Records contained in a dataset
━━━━

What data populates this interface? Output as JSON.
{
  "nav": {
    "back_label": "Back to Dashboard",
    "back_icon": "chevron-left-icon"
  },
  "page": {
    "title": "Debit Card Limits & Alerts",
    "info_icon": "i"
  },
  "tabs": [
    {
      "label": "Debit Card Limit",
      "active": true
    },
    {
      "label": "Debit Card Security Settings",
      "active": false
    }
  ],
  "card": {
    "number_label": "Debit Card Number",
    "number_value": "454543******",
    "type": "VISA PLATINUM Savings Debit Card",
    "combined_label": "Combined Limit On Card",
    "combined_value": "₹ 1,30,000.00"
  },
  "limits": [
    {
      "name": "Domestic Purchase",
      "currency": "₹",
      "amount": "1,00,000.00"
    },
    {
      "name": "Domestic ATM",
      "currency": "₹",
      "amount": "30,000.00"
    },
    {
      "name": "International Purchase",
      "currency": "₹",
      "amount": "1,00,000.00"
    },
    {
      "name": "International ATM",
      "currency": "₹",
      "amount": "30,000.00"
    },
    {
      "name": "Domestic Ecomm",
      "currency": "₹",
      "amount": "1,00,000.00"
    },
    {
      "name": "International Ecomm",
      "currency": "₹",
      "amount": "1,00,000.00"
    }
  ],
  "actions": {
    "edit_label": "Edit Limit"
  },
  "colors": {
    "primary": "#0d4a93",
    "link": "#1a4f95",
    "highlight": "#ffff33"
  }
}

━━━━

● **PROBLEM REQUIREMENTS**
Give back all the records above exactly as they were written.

● **RESULT OF THIS EXERCISE**
What data populates this interface? Output as JSON.
{
  "nav": {
    "back_label": "Back to Dashboard",
    "back_icon": "chevron-left-icon"
  },
  "page": {
    "title": "Debit Card Limits & Alerts",
    "info_icon": "i"
  },
  "tabs": [
    {
      "label": "Debit Card Limit",
      "active": true
    },
    {
      "label": "Debit Card Security Settings",
      "active": false
    }
  ],
  "card": {
    "number_label": "Debit Card Number",
    "number_value": "454543******",
    "type": "VISA PLATINUM Savings Debit Card",
    "combined_label": "Combined Limit On Card",
    "combined_value": "₹ 1,30,000.00"
  },
  "limits": [
    {
      "name": "Domestic Purchase",
      "currency": "₹",
      "amount": "1,00,000.00"
    },
    {
      "name": "Domestic ATM",
      "currency": "₹",
      "amount": "30,000.00"
    },
    {
      "name": "International Purchase",
      "currency": "₹",
      "amount": "1,00,000.00"
    },
    {
      "name": "International ATM",
      "currency": "₹",
      "amount": "30,000.00"
    },
    {
      "name": "Domestic Ecomm",
      "currency": "₹",
      "amount": "1,00,000.00"
    },
    {
      "name": "International Ecomm",
      "currency": "₹",
      "amount": "1,00,000.00"
    }
  ],
  "actions": {
    "edit_label": "Edit Limit"
  },
  "colors": {
    "primary": "#0d4a93",
    "link": "#1a4f95",
    "highlight": "#ffff33"
  }
}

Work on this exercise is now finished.